"Health Care for the Elderly" is a wonderful example of a paper on care. Health care for the elderly is increasingly becoming an area of concern. More and more of the world population is moving into the geriatric age bracket (65 and above). The main concern, however, is that healthcare has not adapted to the sensitive needs of these people. The same old medical practices administered upon younger populations are imposed on them. There has been no practical appreciation of the specific risks they face. These most notably stem from sensory failure and their increased exposure to injury (Institute on Aging, 2012).
As part of this paper, I conducted a risk assessment interview on a 67-year-old member of my family. An analysis of the risks they faced and the possible ways in which the risks can be eliminated, or at least mitigated; shall form the core of this paper. One aspect of the musculoskeletal exam that is of considerable importance to this patient is previous injuries. It is known that up to a third of fall victims cannot recall falling (Institute on Aging, 2012).
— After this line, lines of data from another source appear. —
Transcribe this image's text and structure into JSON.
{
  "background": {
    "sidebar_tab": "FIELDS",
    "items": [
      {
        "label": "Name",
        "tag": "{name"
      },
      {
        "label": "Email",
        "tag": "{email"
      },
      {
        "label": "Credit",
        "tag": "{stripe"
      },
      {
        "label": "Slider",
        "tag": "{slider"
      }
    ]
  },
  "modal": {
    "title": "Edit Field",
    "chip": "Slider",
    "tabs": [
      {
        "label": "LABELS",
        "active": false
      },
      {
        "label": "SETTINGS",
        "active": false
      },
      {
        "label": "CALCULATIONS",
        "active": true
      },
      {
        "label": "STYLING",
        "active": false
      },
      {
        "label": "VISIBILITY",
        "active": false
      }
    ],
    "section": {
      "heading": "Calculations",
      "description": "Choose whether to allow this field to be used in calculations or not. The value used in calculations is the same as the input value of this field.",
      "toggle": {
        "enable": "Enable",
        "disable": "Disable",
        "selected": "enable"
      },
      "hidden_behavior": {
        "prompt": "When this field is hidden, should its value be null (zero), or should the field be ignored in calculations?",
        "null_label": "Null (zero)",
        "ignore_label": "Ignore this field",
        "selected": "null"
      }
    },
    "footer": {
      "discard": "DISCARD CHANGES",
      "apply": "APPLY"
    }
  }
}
This is a crucial area to focus on, so as to provide extensive and extremely targeted care. The patient in mention slipped and fell on a wet floor. The pain that should have been restricted around the back area has now degenerated to referred pain. Furthermore, the feet also hurt. If a proper assessment of the injury is done, then the specific problem could be identified. Instead, most of the treatment she is subjected to is entirely speculative. She has already been treated for arthritis and even osteoporosis. The health assessment exam for the patient needs many modifications in my opinion.
First of all, the elderly should be examined in their home environment (Institute on Aging, 2012). The doctors need to observe the patients as they go through their daily routines. This will ensure no salient aspects are neglected, as the removed environment of the hospital might tend to do. Secondly, health assessment for the elderly should be continuous. As we all know, small effects on the bodies of the aged results in severe consequences. These small elements need to be tracked before they give way to a health emergency. Health promotion and safety for the aged is critical.
As more and more people move into this age bracket, the nature of healthcare must change to suit them. Several recommendations are necessary for this to be achieved. However, for the purposes of this paper, I shall limit them to two. To begin with, the elderly need a special group of professionals to watch over them around the clock (Institute on Aging, 2012). Their health and body functions are as brittle as glass and must be treated with extreme caution.
Finally, elderly care should start well before age is attained. The reason being, small elements that combine to cause health emergencies always begin at an early age. In conclusion, health care for the elderly should be focused on prevention than cure. This is because their bodies are too weak to withstand any serious ‘ knocks’ . As a result, interventions should be formulated early enough to prevent those ‘ knocks’ from occurring. Health care is a leading indicator of the general welfare of human beings. Therefore, maximum health care should be administered to the elderly, with attention paid to the part of the body it is needed most.
Institute on Aging (2012). Health and Needs Assessment. Retrieved 27 April 2012 from